Manga is just a part of the rich Japanese culture which we are proud of. The legends, Osamu Teduka, Hayao Miyazaki, Fujio Akatsuka and Fujio Fujiko have built a great legacy of Manga culture in Japan. Manga lovers are separated into several types. Some of them are called Otaku, they like to gather in Akihabara, (some people call it as sacred spot for Otaku), others are in to Cosplay, they dress up as their favorite anime character and others like to publish comics by themselves which feature their favorite anime. In Shinjuku Nichome, Anime/Manga culture is popular, too. Especially after year 2000, the stereotype idea of “Anime is only for Otaku”, has changed, that there are more Anime/Manga lovers among gay.
Asakusa, also called “Shitamachi” (downtown), depicts the ancient Japanese culture that reflects in the people’s lives and the town. It was used to be called ”Jokamachi” , the town around the castle - in Japanese, we say, the town is below the castle to respect the lord. It was also the central area in Tokyo. When you explore the town, you'll be able to find many historical buildings and stores selling traditional Japanese food and distinctive hand-made goods made by Shokunin (artisans) that you can purchase. Ryotsu, the main character of a very famous cartoon ”Kochira Katsushika-ku Kamearikoen mae Hasshutsujo” resides in Asakusa, that is why some Otaku call Asakusa, the ”sacred spot”. Sensoji-temple is a symbol of Asakusa and it is a great place to Selfie! Near Sensoji-temple, there is a Yoshoku restaurant called ”Yoshikami” where many Japanese comedians have gathered from a long time ago. Every year, the end of May, the big festival called Sanjamatsuri is held in Asakusa. A lot of gays are excited to see the men in Fundoshi carrying Mikoshi on that day.
Shinjuku ward is famous for these three spots, Kabukicho, Isetan department store and Shinjuku Nichome. In the past, Kabukicho was known for its gangs and prostitutes area that even Japanese people stay away from. It has become a sightseeing area since it get a cleaner environment, and the popular store Don Quijote and big Gozzila stature on the hotel roof can be seen from the street and have become land marks of Kabukicho. There is a very famous C-Male bar ”Hige Girl(Girls with mustache)” in Kabukicho.
Since “Nausicaa of the Valley of the Wind”, Legend of Manga, Hayao Miyazaki has been offering us his fascinating and warm world. The Ghibli Museum, as they have said, is where you can find the complete works of Miyazaki and you will be able to enjoy something “you have seen” while growing up - a nostalgia.
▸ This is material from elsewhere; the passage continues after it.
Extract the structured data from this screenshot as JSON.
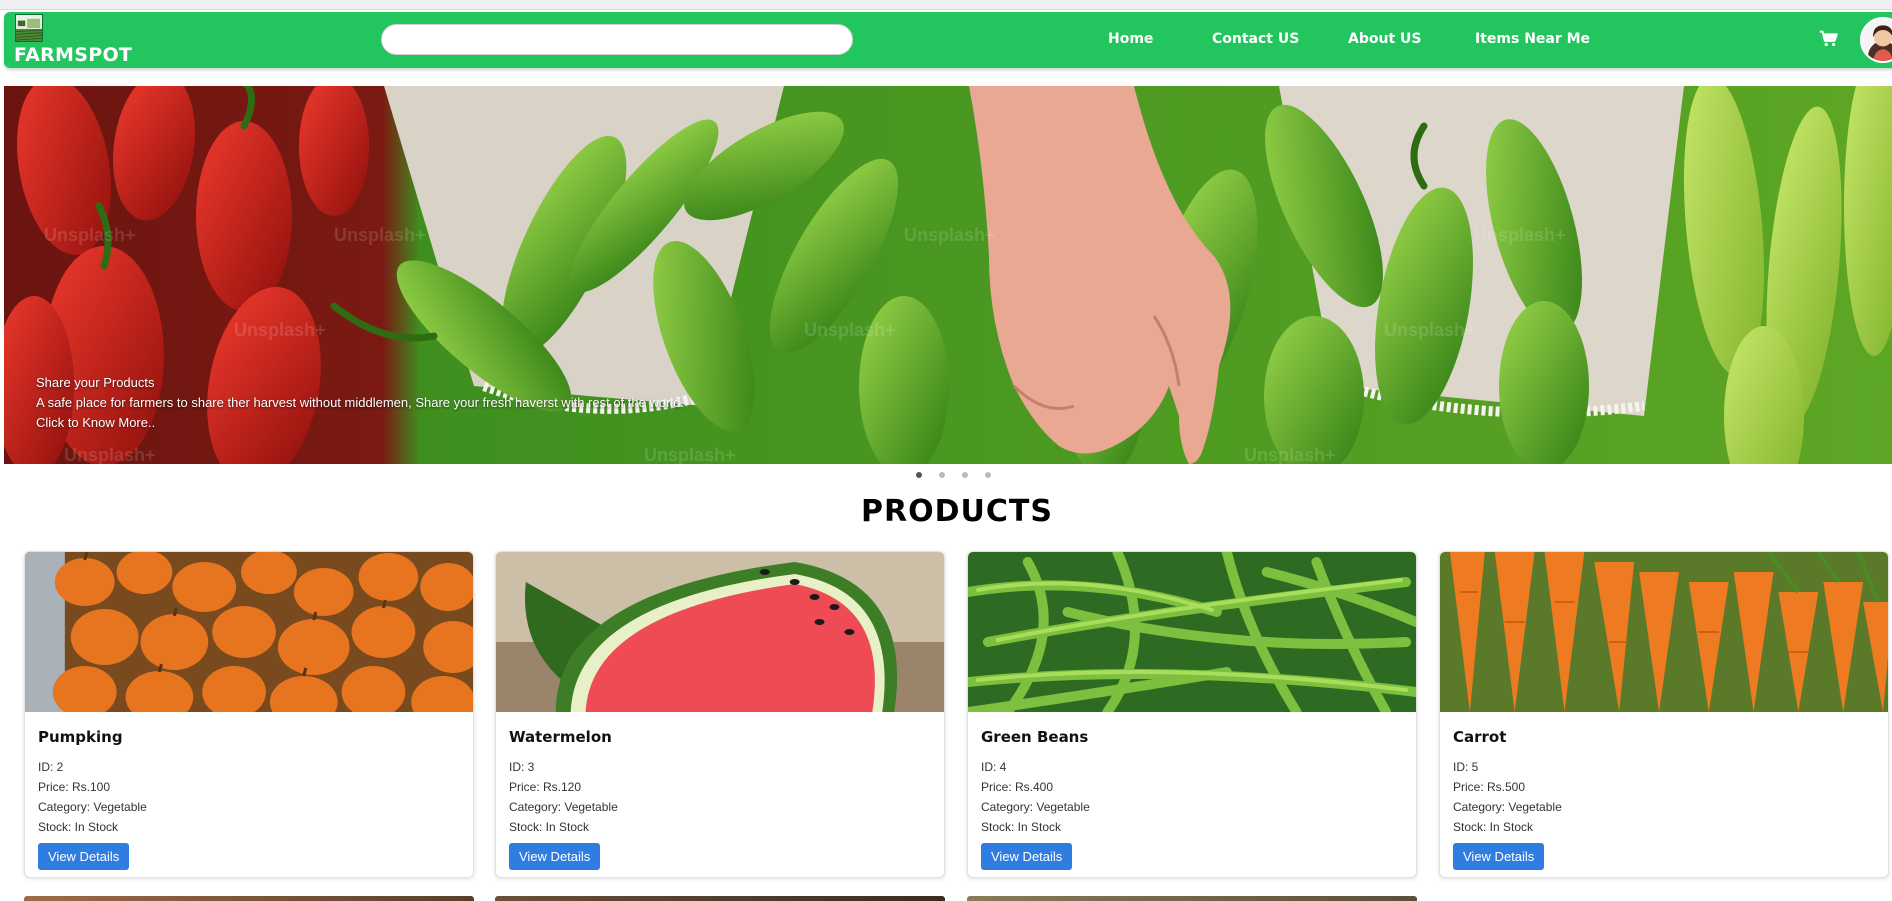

It is quite distant from the metropolis, so we recommend you to have a meal before going there. After you have visited the world of Miyazaki, you can stop by Inogashira Park for a stroll. It is located near the museum . Taking a swan boat in the big pond may also be enjoyable.
Tsukiji Fish Market is a great place to enjoy your breakfast. Tsukuji Fish Market is famous for its seafood but somehow Tamagoyaki(Japanese egg omelet) is one of the popular dishes there. Recently the market has moved from Tsukiji area to a new place and developed a new style. The hard working fishermen and male market vendors or clerks working there are so hot, with chiseled facial features and toned, muscular bodies, that will ignite your sexual fantasies. They are so muscular that they seem to be straight men, but, actually, some are gay - that, doesn’t matter whenever you started fueling your erotic desire.